(Data about app and page elements)
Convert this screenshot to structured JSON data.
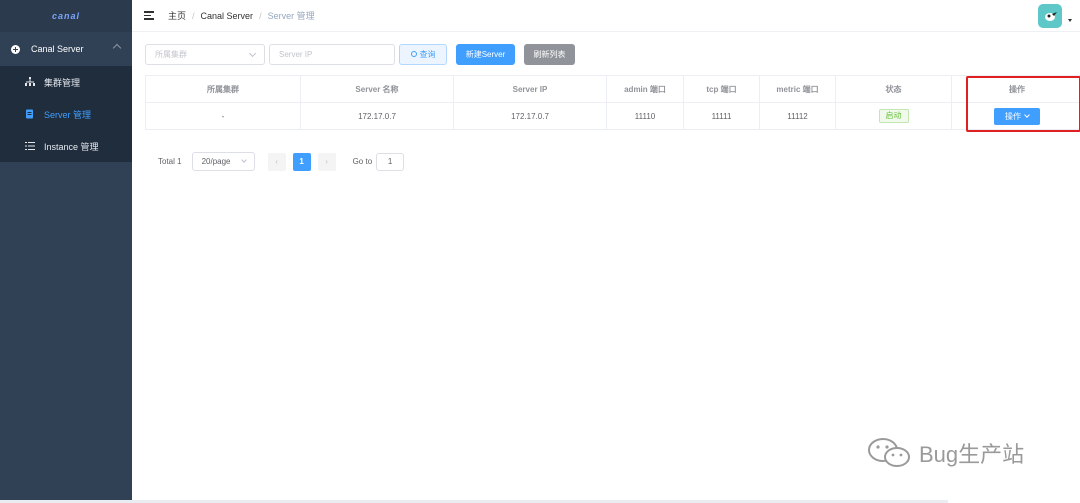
{
  "app": {
    "logo_text": "canal"
  },
  "sidebar": {
    "group_label": "Canal Server",
    "items": [
      {
        "label": "集群管理",
        "icon": "cluster-icon",
        "active": false
      },
      {
        "label": "Server 管理",
        "icon": "document-icon",
        "active": true
      },
      {
        "label": "Instance 管理",
        "icon": "list-icon",
        "active": false
      }
    ]
  },
  "breadcrumb": [
    "主页",
    "Canal Server",
    "Server 管理"
  ],
  "filters": {
    "cluster_placeholder": "所属集群",
    "ip_placeholder": "Server IP",
    "search_label": "查询",
    "new_label": "新建Server",
    "refresh_label": "刷新列表"
  },
  "table": {
    "columns": [
      "所属集群",
      "Server 名称",
      "Server IP",
      "admin 端口",
      "tcp 端口",
      "metric 端口",
      "状态",
      "操作"
    ],
    "rows": [
      {
        "cluster": "-",
        "name": "172.17.0.7",
        "ip": "172.17.0.7",
        "admin_port": "11110",
        "tcp_port": "11111",
        "metric_port": "11112",
        "status": "启动",
        "action": "操作"
      }
    ]
  },
  "pagination": {
    "total_label": "Total 1",
    "page_size": "20/page",
    "current_page": "1",
    "goto_label": "Go to",
    "goto_value": "1"
  },
  "watermark": {
    "text": "Bug生产站"
  },
  "colors": {
    "primary": "#409eff",
    "sidebar_bg": "#304156",
    "success": "#67c23a",
    "highlight": "#e02020"
  }
}
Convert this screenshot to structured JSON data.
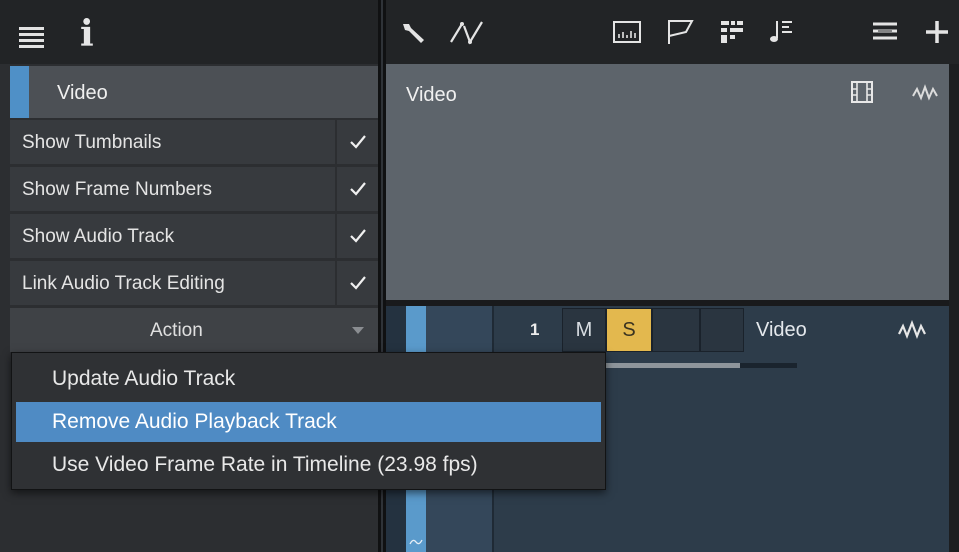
{
  "inspector": {
    "section_title": "Video",
    "options": [
      {
        "label": "Show Tumbnails",
        "checked": true
      },
      {
        "label": "Show Frame Numbers",
        "checked": true
      },
      {
        "label": "Show Audio Track",
        "checked": true
      },
      {
        "label": "Link Audio Track Editing",
        "checked": true
      }
    ],
    "action_label": "Action"
  },
  "action_menu": {
    "items": [
      {
        "label": "Update Audio Track"
      },
      {
        "label": "Remove Audio Playback Track",
        "selected": true
      },
      {
        "label": "Use Video Frame Rate in Timeline (23.98 fps)"
      }
    ]
  },
  "video_header": {
    "title": "Video"
  },
  "track": {
    "number": "1",
    "mute_label": "M",
    "solo_label": "S",
    "name": "Video",
    "solo_color": "#e3b84e"
  },
  "colors": {
    "accent": "#4f90c7",
    "menu_selected": "#4f8bc4"
  },
  "icons": [
    "menu-icon",
    "info-icon",
    "wrench-icon",
    "automation-icon",
    "meter-icon",
    "flag-icon",
    "grid-icon",
    "score-icon",
    "list-icon",
    "plus-icon",
    "filmstrip-icon",
    "waveform-icon",
    "checkmark-icon",
    "dropdown-caret-icon"
  ]
}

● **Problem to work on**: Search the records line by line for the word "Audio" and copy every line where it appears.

● **Exercise output**:
        "label": "Show Audio Track",
        "label": "Link Audio Track Editing",
        "label": "Update Audio Track"
        "label": "Remove Audio Playback Track",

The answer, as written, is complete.